Excerpts from an interface dataset:
┄┄┄┄┄┄┄┄┄┄┄┄┄┄┄┄┄┄┄┄
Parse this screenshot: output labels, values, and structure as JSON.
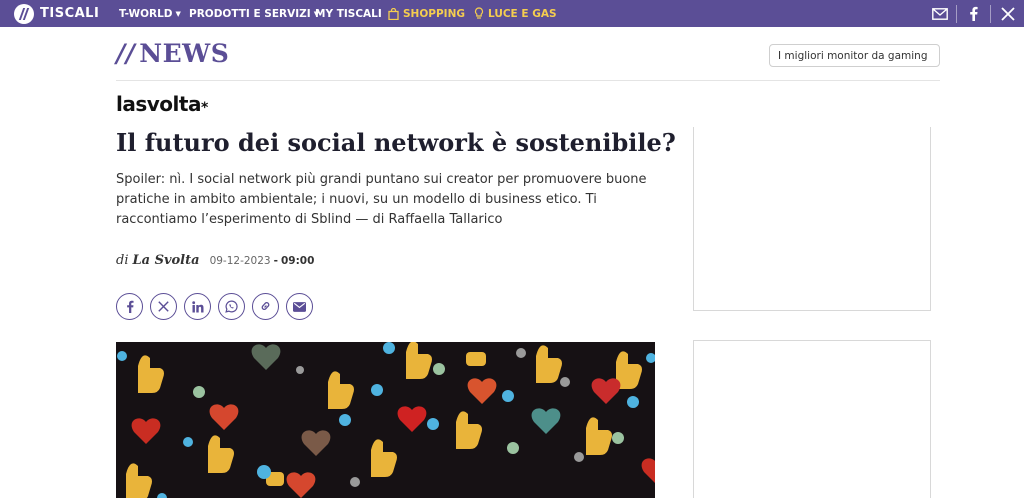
{
  "topbar": {
    "logo_text": "TISCALI",
    "nav": [
      {
        "label": "T-WORLD",
        "caret": "▼"
      },
      {
        "label": "PRODOTTI E SERVIZI",
        "caret": "▼"
      },
      {
        "label": "MY TISCALI"
      },
      {
        "label": "SHOPPING",
        "icon": "shopping-bag-icon"
      },
      {
        "label": "LUCE E GAS",
        "icon": "lightbulb-icon"
      }
    ],
    "right_icons": [
      "mail-icon",
      "facebook-icon",
      "x-icon"
    ]
  },
  "section": {
    "slashes": "//",
    "title": "NEWS",
    "promo_pill": "I migliori monitor da gaming"
  },
  "brand": {
    "name": "lasvolta",
    "mark": "*"
  },
  "article": {
    "headline": "Il futuro dei social network è sostenibile?",
    "summary": "Spoiler: nì. I social network più grandi puntano sui creator per promuovere buone pratiche in ambito ambientale; i nuovi, su un modello di business etico. Ti raccontiamo l’esperimento di Sblind — di Raffaella Tallarico",
    "byline_prefix": "di",
    "author": "La Svolta",
    "date": "09-12-2023",
    "time_sep": "-",
    "time": "09:00"
  },
  "share_buttons": [
    "facebook-icon",
    "x-icon",
    "linkedin-icon",
    "whatsapp-icon",
    "link-icon",
    "email-icon"
  ],
  "colors": {
    "brand_purple": "#5b4e96",
    "nav_gold": "#f4cd4f"
  }
}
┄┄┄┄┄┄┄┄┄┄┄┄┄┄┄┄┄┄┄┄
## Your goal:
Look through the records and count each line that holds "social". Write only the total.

## Reply:
2